To create the evolutionary tree, researchers collected genetic data from 333 species of crabs in the Brachyura group. This data, combined with fossil evidence, allowed them to reconstruct a timeline of when crabs transitioned to terrestrial habitats. The team discovered that true crabs diverged from other crustacean lineages approximately 230 million years ago, during the Triassic Period, refining previous estimates. Over the following millions of years, crabs diversified extensively, a period referred to as the “Cretaceous crab revolution.”

Crabs: Masters of Terrestrial Adaptation:

The study also revealed that crabs adapted to a more terrestrial lifestyle as many as 17 times during their evolution. This involved either shifting from the ocean to the intertidal zone or colonizing similarly salty environments like mangroves. Some crabs even made their way to freshwater estuaries and rivers before venturing onto land. Interestingly, in at least two cases, crabs reverted back to a marine lifestyle long after they had left.

The Astonishing Evolutionary Journey:

The sheer number of times crabs independently left the ocean is astonishing.
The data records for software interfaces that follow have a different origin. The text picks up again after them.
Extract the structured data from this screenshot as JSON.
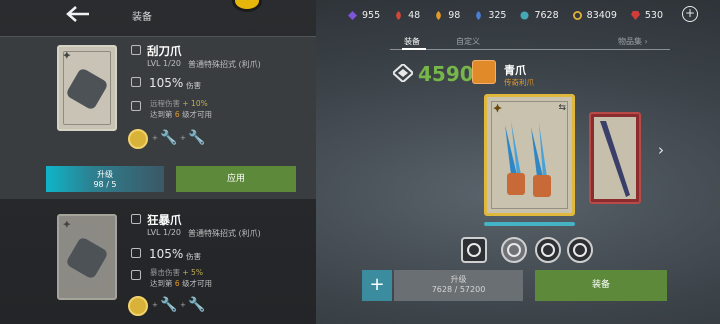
{
  "header": {
    "title": "装备",
    "currencies": [
      {
        "icon": "purple-gem-icon",
        "color": "#7d55d6",
        "value": "955"
      },
      {
        "icon": "red-flame-icon",
        "color": "#d3473a",
        "value": "48"
      },
      {
        "icon": "orange-flame-icon",
        "color": "#e39a2a",
        "value": "98"
      },
      {
        "icon": "blue-flame-icon",
        "color": "#4a7fd4",
        "value": "325"
      },
      {
        "icon": "teal-coin-icon",
        "color": "#46a7b5",
        "value": "7628"
      },
      {
        "icon": "gold-coin-icon",
        "color": "#e1b236",
        "value": "83409"
      },
      {
        "icon": "ruby-icon",
        "color": "#d33b3b",
        "value": "530"
      }
    ]
  },
  "items": [
    {
      "name": "刮刀爪",
      "level": "LVL  1/20",
      "desc": "普通特殊招式 (利爪)",
      "stat_value": "105%",
      "stat_label": "伤害",
      "bonus_label": "远程伤害",
      "bonus_pct": "+ 10%",
      "unlock_prefix": "达到第",
      "unlock_level": "6",
      "unlock_suffix": "级才可用",
      "upgrade_label": "升级",
      "upgrade_progress": "98 / 5",
      "apply_label": "应用"
    },
    {
      "name": "狂暴爪",
      "level": "LVL  1/20",
      "desc": "普通特殊招式 (利爪)",
      "stat_value": "105%",
      "stat_label": "伤害",
      "bonus_label": "暴击伤害",
      "bonus_pct": "+ 5%",
      "unlock_prefix": "达到第",
      "unlock_level": "6",
      "unlock_suffix": "级才可用"
    }
  ],
  "tabs": [
    {
      "label": "装备"
    },
    {
      "label": "自定义"
    },
    {
      "label": "物品集"
    }
  ],
  "detail": {
    "power": "4590",
    "weapon_name": "青爪",
    "weapon_type": "传奇利爪",
    "upgrade_label": "升级",
    "upgrade_cost": "7628 / 57200",
    "equip_label": "装备"
  }
}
This groundbreaking study demonstrates how the combination of molecular biology, fossils, and modern numerical techniques can provide insights into previously unanswerable questions. Katie Davis, an evolutionary paleobiologist at the University of York, describes the study as fantastic, highlighting the importance of such multidisciplinary approaches in understanding complex evolutionary processes.

Implications for Early Arthropods:

The study not only sheds light on the evolutionary history of crabs but also offers insights into the adaptations early arthropods, such as insects, may have needed to transition from water to land. By examining the successful crabs that left the ocean, researchers can make educated guesses about the adaptations early insects may have required. For example, modern crabs that live out of the water excel at preventing dehydration and have reduced their dependence on water for reproduction. These adaptations may have been crucial for the first proto-insects to venture onto land.


The evolutionary journey of crabs is a testament to their remarkable adaptability. The study’s findings provide a comprehensive understanding of the complex history of crabs and offer insights into the evolution of terrestrial lifestyles in invertebrates. By examining the diverse adaptations of crabs that successfully made the transition from sea to land, researchers gain valuable clues about the challenges and strategies early arthropods may have faced. This study exemplifies the power of combining different scientific disciplines to unravel the mysteries of our planet’s rich evolutionary tapestry.






Leave a Reply

Your email address will not be published. Required fields are marked *